1616 PAL reverse engineering

A project log for Applix 1616 Documentation

OCRd and typeset as html where possible. A work in progress.

keithKeith 10/22/2023 at 00:170 Comments

These devices are the only things standing in the way of the 1616 being a fully open source design.

Alas they had their security bits programmed, and the designers have lost the original source files.

From the circuit diagram, we can read the functions and the signal directions.

ChipTester V2 Pro says it analyses registered PAL chips. Yes it does, but only in the same way as it analyses combinatorial chips. Cefiar's binary files have 256 identical bytes, which suggests it did not do any clocking at all. The results are effectively useless.

What is needed

... is a gadget to apply clocked test sequences and examine the results. If one knows nothing about a PAL, one has to apply very many test sequences and a great deal of analysis. I think I recall someone trying to do this with a fairly powerful microcontroller, and eventually concluding it would need something based on an FPGA to do it fast enough.

If one knows something about the PAL, such as the input and output pin functions, one can make intelligent guesses and cut down the work greatly.

Parallel testing

One way to test if two chips work the same (without damaging the host board) is to run them in parallel with the same input signals, and then compare their output signals. This requires building a PCB that holds both chips and plugs into the original socket. Comparison can be done visually by comparing scope traces, or XOR gates. The latter will have many fine glitches but at least show how much outputs differ.

This will be a slow process if PALs are shipped from the UK to Australia.

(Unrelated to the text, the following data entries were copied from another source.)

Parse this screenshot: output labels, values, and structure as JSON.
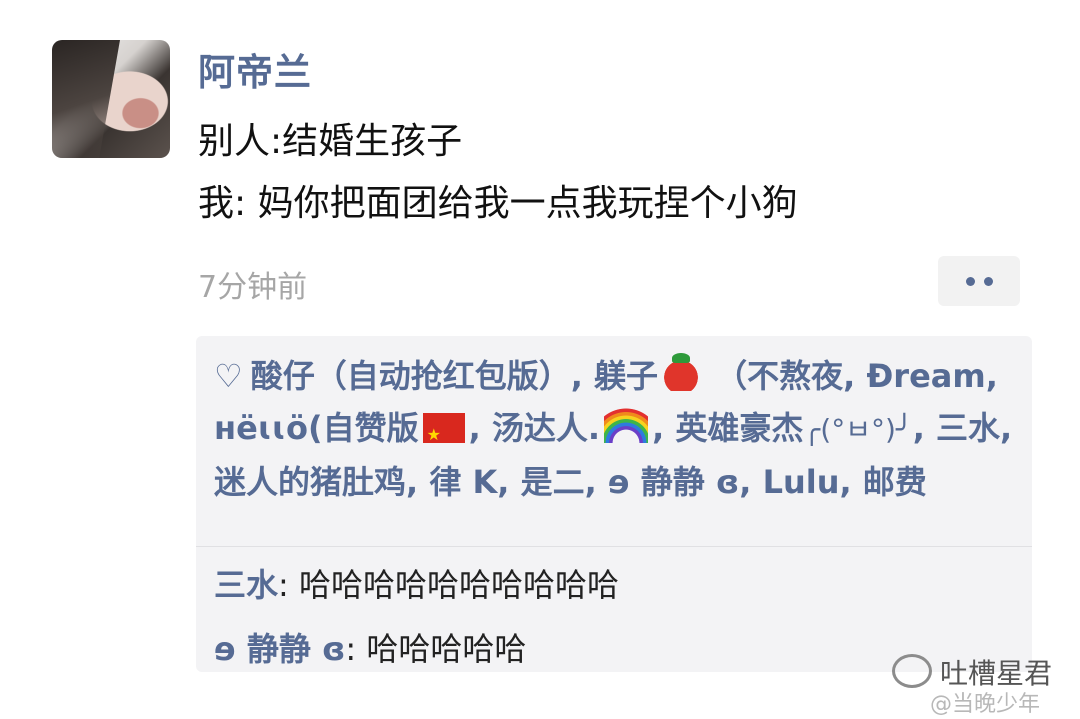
{
  "post": {
    "nickname": "阿帝兰",
    "line1": "别人:结婚生孩子",
    "line2": "我: 妈你把面团给我一点我玩捏个小狗",
    "timestamp": "7分钟前"
  },
  "likes": {
    "heart_icon": "heart-outline-icon",
    "names": [
      "酸仔（自动抢红包版）",
      "躾子",
      "（不熬夜",
      "Ðream",
      "нёɩɩö(自赞版",
      "汤达人.",
      "英雄豪杰",
      "╭(°ㅂ°)╯",
      "三水",
      "迷人的猪肚鸡",
      "律 K",
      "是二",
      "ɘ 静静 ɞ",
      "Lulu",
      "邮费"
    ],
    "separator": ", "
  },
  "comments": [
    {
      "author": "三水",
      "text": "哈哈哈哈哈哈哈哈哈哈"
    },
    {
      "author": "ɘ 静静 ɞ",
      "text": "哈哈哈哈哈"
    }
  ],
  "watermark": {
    "title": "吐槽星君",
    "subtitle": "@当晚少年"
  },
  "colors": {
    "link_blue": "#566b94",
    "timestamp_gray": "#a6a6a6",
    "box_bg": "#f3f3f5"
  }
}
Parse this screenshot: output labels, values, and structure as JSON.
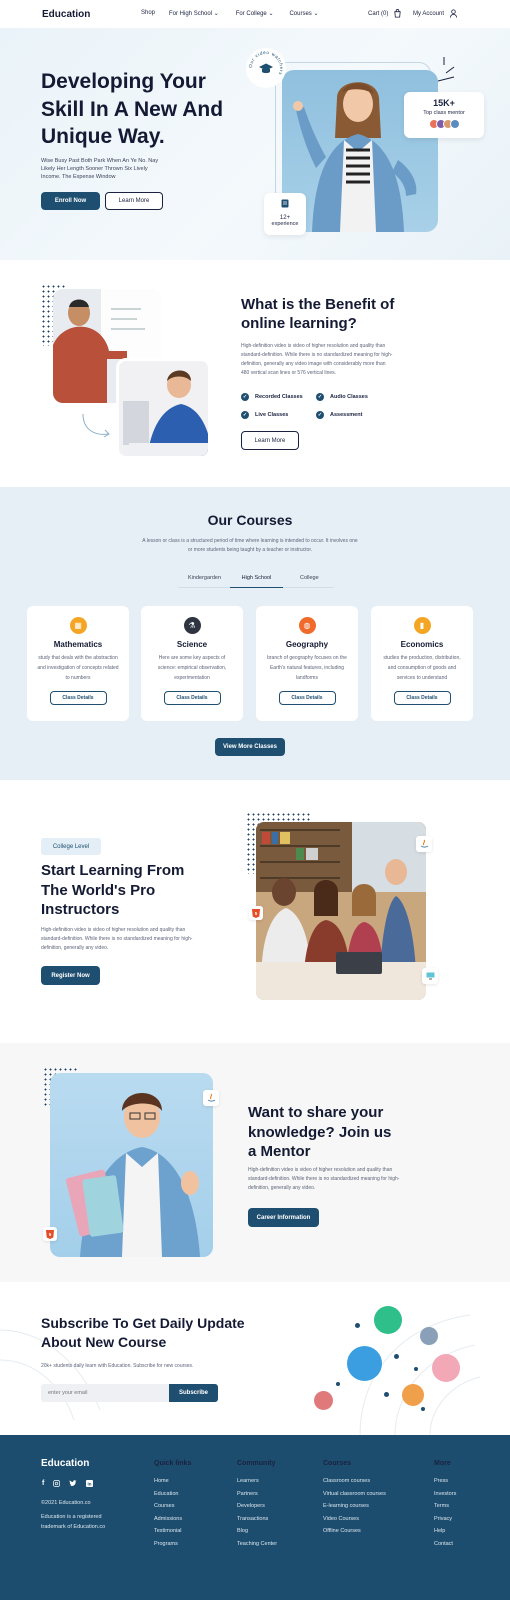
{
  "header": {
    "logo": "Education",
    "nav": [
      "Shop",
      "For High School",
      "For College",
      "Courses"
    ],
    "cart": "Cart (0)",
    "account": "My Account"
  },
  "hero": {
    "title_line1": "Developing Your",
    "title_line2": "Skill In A New And",
    "title_line3": "Unique Way.",
    "desc_line1": "Wise Busy Past Both Park When An Ye No. Nay",
    "desc_line2": "Likely Her Length Sooner Thrown Six Lively",
    "desc_line3": "Income. The Expense Window",
    "enroll_btn": "Enroll Now",
    "learn_btn": "Learn More",
    "badge_ring": "Our video watchers",
    "mentor_count": "15K+",
    "mentor_label": "Top class mentor",
    "experience_num": "12+",
    "experience_label": "experience"
  },
  "benefit": {
    "title_line1": "What is the Benefit of",
    "title_line2": "online learning?",
    "desc_line1": "High-definition video is video of higher resolution and quality than",
    "desc_line2": "standard-definition. While there is no standardized meaning for high-",
    "desc_line3": "definition, generally any video image with considerably more than",
    "desc_line4": "480 vertical scan lines or 576 vertical lines.",
    "features": [
      "Recorded Classes",
      "Audio Classes",
      "Live Classes",
      "Assessment"
    ],
    "learn_btn": "Learn More"
  },
  "courses": {
    "title": "Our Courses",
    "desc_line1": "A lesson or class is a structured period of time where learning is intended to occur. It involves one",
    "desc_line2": "or more students being taught by a teacher or instructor.",
    "tabs": [
      "Kindergarden",
      "High School",
      "College"
    ],
    "active_tab": "High School",
    "cards": [
      {
        "title": "Mathematics",
        "d1": "study that deals with the abstraction",
        "d2": "and investigation of concepts related",
        "d3": "to numbers",
        "btn": "Class Details",
        "color": "#f5a524"
      },
      {
        "title": "Science",
        "d1": "Here are some key aspects of",
        "d2": "science: empirical observation,",
        "d3": "experimentation",
        "btn": "Class Details",
        "color": "#2e3440"
      },
      {
        "title": "Geography",
        "d1": "branch of geography focuses on the",
        "d2": "Earth's natural features, including",
        "d3": "landforms",
        "btn": "Class Details",
        "color": "#f06a2c"
      },
      {
        "title": "Economics",
        "d1": "studies the production, distribution,",
        "d2": "and consumption of goods and",
        "d3": "services to understand",
        "btn": "Class Details",
        "color": "#f5a524"
      }
    ],
    "more_btn": "View More Classes"
  },
  "instructors": {
    "tag": "College Level",
    "title_line1": "Start Learning From",
    "title_line2": "The World's Pro",
    "title_line3": "Instructors",
    "desc_line1": "High-definition video is video of higher resolution and quality than",
    "desc_line2": "standard-definition. While there is no standardized meaning for high-",
    "desc_line3": "definition, generally any video.",
    "btn": "Register Now"
  },
  "mentor": {
    "title_line1": "Want to share your",
    "title_line2": "knowledge? Join us",
    "title_line3": "a Mentor",
    "desc_line1": "High-definition video is video of higher resolution and quality than",
    "desc_line2": "standard-definition. While there is no standardized meaning for high-",
    "desc_line3": "definition, generally any video.",
    "btn": "Career Information"
  },
  "subscribe": {
    "title_line1": "Subscribe To Get Daily Update",
    "title_line2": "About New Course",
    "desc": "20k+ students daily learn with Education. Subscribe for new courses.",
    "placeholder": "enter your email",
    "btn": "Subscribe"
  },
  "footer": {
    "logo": "Education",
    "copyright": "©2021 Education.co",
    "trademark_line1": "Education is a registered",
    "trademark_line2": "trademark of Education.co",
    "quick_links": {
      "title": "Quick links",
      "items": [
        "Home",
        "Education",
        "Courses",
        "Admissions",
        "Testimonial",
        "Programs"
      ]
    },
    "community": {
      "title": "Community",
      "items": [
        "Learners",
        "Partners",
        "Developers",
        "Transactions",
        "Blog",
        "Teaching Center"
      ]
    },
    "courses": {
      "title": "Courses",
      "items": [
        "Classroom courses",
        "Virtual classroom courses",
        "E-learning courses",
        "Video Courses",
        "Offline Courses"
      ]
    },
    "more": {
      "title": "More",
      "items": [
        "Press",
        "Investors",
        "Terms",
        "Privacy",
        "Help",
        "Contact"
      ]
    }
  }
}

An alternative is to ship a GAL programmer and email test patterns for the recipient to program and test.